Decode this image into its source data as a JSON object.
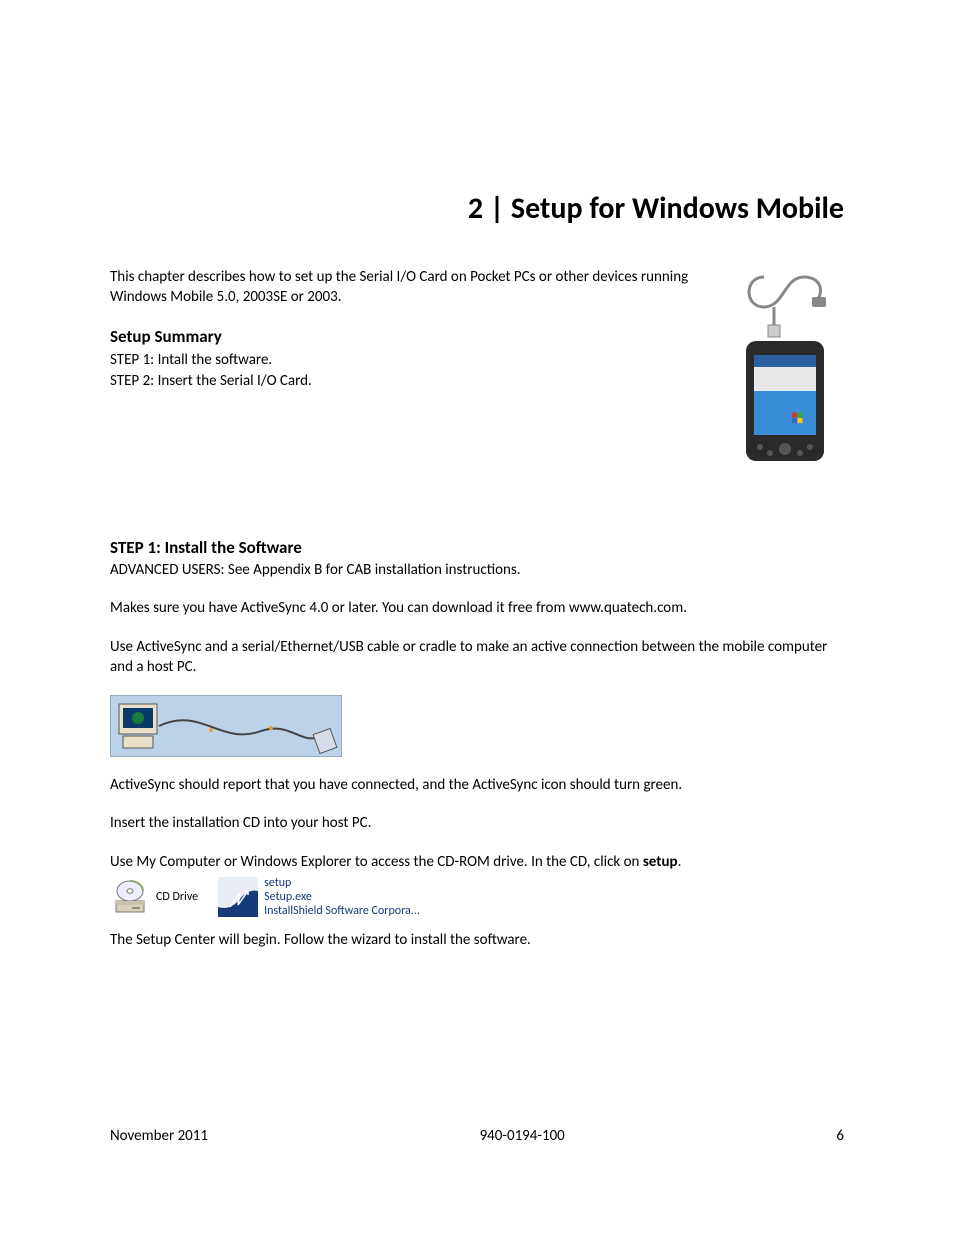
{
  "chapter_title": "2 | Setup for Windows Mobile",
  "intro": "This chapter describes how to set up the Serial I/O Card on Pocket PCs or other devices running Windows Mobile 5.0, 2003SE or 2003.",
  "summary": {
    "heading": "Setup Summary",
    "step1": "STEP 1: Intall the software.",
    "step2": "STEP 2: Insert the Serial I/O Card."
  },
  "step1": {
    "heading": "STEP 1: Install the Software",
    "adv": "ADVANCED USERS: See Appendix B for CAB installation instructions.",
    "p1": "Makes sure you have ActiveSync 4.0 or later. You can download it free from www.quatech.com.",
    "p2": "Use ActiveSync and a serial/Ethernet/USB cable or cradle to make an active connection between the mobile computer and a host PC.",
    "p3": "ActiveSync should report that you have connected, and the ActiveSync icon should turn green.",
    "p4": "Insert the installation CD into your host PC.",
    "p5_pre": "Use My Computer or Windows Explorer to access the CD-ROM drive. In the CD, click on ",
    "p5_bold": "setup",
    "p5_post": ".",
    "cd_label": "CD Drive",
    "setup_line1": "setup",
    "setup_line2": "Setup.exe",
    "setup_line3": "InstallShield Software Corpora...",
    "p6": "The Setup Center will begin. Follow the wizard to install the software."
  },
  "footer": {
    "date": "November 2011",
    "docnum": "940-0194-100",
    "page": "6"
  }
}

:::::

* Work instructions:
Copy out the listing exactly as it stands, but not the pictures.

* Result for this exercise:
Decode this image into its source data as a JSON object.
{
  "chapter_title": "2 | Setup for Windows Mobile",
  "intro": "This chapter describes how to set up the Serial I/O Card on Pocket PCs or other devices running Windows Mobile 5.0, 2003SE or 2003.",
  "summary": {
    "heading": "Setup Summary",
    "step1": "STEP 1: Intall the software.",
    "step2": "STEP 2: Insert the Serial I/O Card."
  },
  "step1": {
    "heading": "STEP 1: Install the Software",
    "adv": "ADVANCED USERS: See Appendix B for CAB installation instructions.",
    "p1": "Makes sure you have ActiveSync 4.0 or later. You can download it free from www.quatech.com.",
    "p2": "Use ActiveSync and a serial/Ethernet/USB cable or cradle to make an active connection between the mobile computer and a host PC.",
    "p3": "ActiveSync should report that you have connected, and the ActiveSync icon should turn green.",
    "p4": "Insert the installation CD into your host PC.",
    "p5_pre": "Use My Computer or Windows Explorer to access the CD-ROM drive. In the CD, click on ",
    "p5_bold": "setup",
    "p5_post": ".",
    "cd_label": "CD Drive",
    "setup_line1": "setup",
    "setup_line2": "Setup.exe",
    "setup_line3": "InstallShield Software Corpora...",
    "p6": "The Setup Center will begin. Follow the wizard to install the software."
  },
  "footer": {
    "date": "November 2011",
    "docnum": "940-0194-100",
    "page": "6"
  }
}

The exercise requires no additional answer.